Note that the charger also has a DC jack to charge the internal battery on the transmitter (again, as with the Phantom 3).
Propellers and Hardware
The last of the top boxes contains screws, tools and more for constructing the Matrice 100.
First up the propellers, which appear identical to those mounted to the Inspire 1.
Three pairs of push-lock propellers are included, the clockwise-tightening ones marked with a white dot.
You are then left with three silver bags. One of which contains a screwdriver and spanner:
One a collection of power connectors/wires and USB connection cable:
And lastly one that contains the GPS/Compass and mounting hardware, split into three bags more:
The base is a pivoting tilt/lock mount that allows the module to be lowered for transportation.
The module itself, with inline CAN connector.
And the usual supply of sticky mounts to hold it to the baseplate
Returning to the box we are now left with the larger parts of the frame kit.
Matrice 100 Chassis
The Matrice comes largely pre-constructed. The integrated flight controller, power distribution boards and more are all in place, sat between carbon fiber plates and held together with lightweight metal brackets.
On the underside you can see the large plastic battery holder and external power connectors.
The rear of the craft has the LED panel and USB port for computer connection.
Arms, legs and Motors
Lastly in the bottom of the box come two foam packing sections holding the four legs and sensor mounting kit.
The legs are paired up and numbered to aide construction.
Note that there are two types of legs and that the cable lengths for power and control differ accordingly.

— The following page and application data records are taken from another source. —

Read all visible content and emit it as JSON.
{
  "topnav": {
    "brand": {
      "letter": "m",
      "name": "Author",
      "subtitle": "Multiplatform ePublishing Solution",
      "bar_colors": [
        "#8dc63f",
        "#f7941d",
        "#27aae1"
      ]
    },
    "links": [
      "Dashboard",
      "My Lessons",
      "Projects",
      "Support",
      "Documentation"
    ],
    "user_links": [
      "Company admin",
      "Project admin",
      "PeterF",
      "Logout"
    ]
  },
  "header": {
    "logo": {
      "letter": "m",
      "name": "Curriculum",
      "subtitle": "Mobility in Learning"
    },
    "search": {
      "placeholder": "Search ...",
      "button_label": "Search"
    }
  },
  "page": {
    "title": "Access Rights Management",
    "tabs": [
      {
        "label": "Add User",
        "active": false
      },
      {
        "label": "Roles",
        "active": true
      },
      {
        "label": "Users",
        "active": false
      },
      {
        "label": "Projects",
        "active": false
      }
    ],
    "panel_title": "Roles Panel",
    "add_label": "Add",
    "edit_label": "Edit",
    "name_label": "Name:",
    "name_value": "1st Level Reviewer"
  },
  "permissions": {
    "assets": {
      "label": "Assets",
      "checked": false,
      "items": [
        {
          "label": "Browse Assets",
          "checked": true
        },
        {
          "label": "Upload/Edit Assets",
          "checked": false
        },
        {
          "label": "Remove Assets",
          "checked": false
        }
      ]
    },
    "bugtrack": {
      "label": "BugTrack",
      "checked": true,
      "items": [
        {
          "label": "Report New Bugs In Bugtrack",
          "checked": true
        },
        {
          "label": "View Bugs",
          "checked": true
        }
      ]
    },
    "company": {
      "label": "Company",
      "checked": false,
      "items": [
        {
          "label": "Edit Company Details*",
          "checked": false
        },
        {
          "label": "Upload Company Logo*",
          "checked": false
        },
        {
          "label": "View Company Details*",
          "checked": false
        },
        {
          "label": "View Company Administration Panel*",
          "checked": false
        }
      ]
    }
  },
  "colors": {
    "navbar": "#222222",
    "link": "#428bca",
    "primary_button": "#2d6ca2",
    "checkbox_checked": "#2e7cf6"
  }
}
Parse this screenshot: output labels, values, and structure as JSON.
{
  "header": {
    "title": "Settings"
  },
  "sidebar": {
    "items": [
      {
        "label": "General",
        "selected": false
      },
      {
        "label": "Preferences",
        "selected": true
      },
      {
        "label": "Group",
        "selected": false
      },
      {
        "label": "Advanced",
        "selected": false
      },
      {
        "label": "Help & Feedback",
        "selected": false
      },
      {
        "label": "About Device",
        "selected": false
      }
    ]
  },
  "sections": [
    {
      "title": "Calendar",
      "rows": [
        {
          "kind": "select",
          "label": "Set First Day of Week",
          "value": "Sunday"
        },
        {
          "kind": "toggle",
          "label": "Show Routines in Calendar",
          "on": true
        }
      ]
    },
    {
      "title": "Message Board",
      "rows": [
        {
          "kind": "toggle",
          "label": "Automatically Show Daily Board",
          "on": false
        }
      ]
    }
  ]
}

Each of the legs is pre-fitted with its own motor (an upgraded version of the E800 combo) and bright LED light.
Also, each foot is cushioned with a spring to cushion landings with heavy payloads.
Alongside the legs are the expansion bay brackets, gimbal mount plate and the hardware to fix it to the frame.

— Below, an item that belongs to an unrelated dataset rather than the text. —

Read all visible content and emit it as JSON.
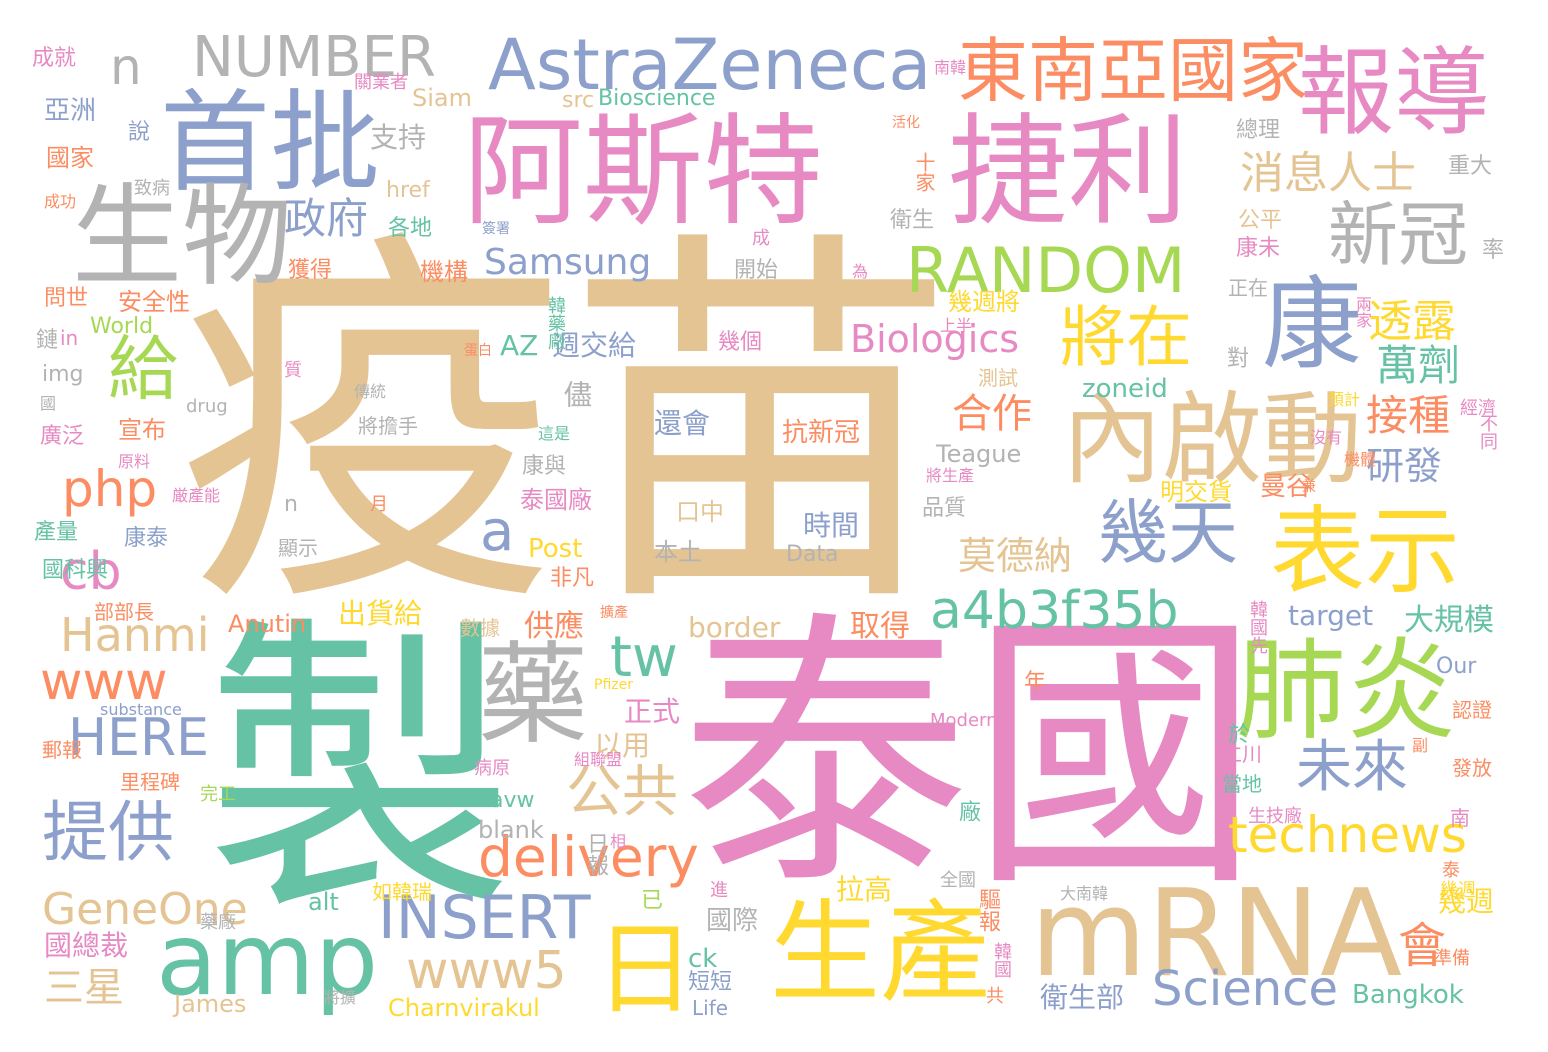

It also includes the dampers employed when attaching the frame arms.
With the base kit un-boxed, we handed the components over to our engineer to complete the construction of the Matrice 100. He noted that the build was fairly straight-forward with only 1 tool needed (2mm allen driver). We recommend watching the DJI build video all the way through before starting because it shows you how to add any expansion bays at the end of the video. It’s worth nothing that it would take you around 2-3 hours to complete if this is the first time you have built a Matrice.
Completed Matrice Construction
All built up and calibrated, ready for flight
Revolutionary Visual Sensing – Guidance
We wanted to test out some of the newest tech from DJI. One of the advanced addons the Matrice 100 was launched with, was the guidance system.
Unboxing the Guidance Kit
This features 5 stereo ultrasonic sensors and 10 cameras and a central processor to provide the craft with an advanced visual sensing system.
The guidance computer coupled to these sensors enables hovering accurate to within centimeters, even at high speed and without GPS.
The five sensor bars are installed on the lower expansion bay and face away and down from the craft to allow it to read its surroundings.
They are reportedly capable of sensing up to 20m from the craft.
The kit comes with all the cables and mounting hardware you require to attach it to the Matrice.
A few closeups of the guidance control processing unit.
Again we handed the kit to our engineer for a test fitting.
Guidance installed on the Matrice
Without a battery, the finished rig weighs in at a touch over 2kg.
The underside of the craft showing the expansion bay housing the guidance controller and the lower guidance sensor bar.
A Quick Test Flight
With the weather against us, we powered up the Matrice 100 in our warehouse for a quick test flight to check over the systems.
ATTI mode selected, motors up to speed…
With the quadcopter built and configured it was all set for testing. Check out our next blog where we tested the Matrice’s obstacle avoidance and guidance system.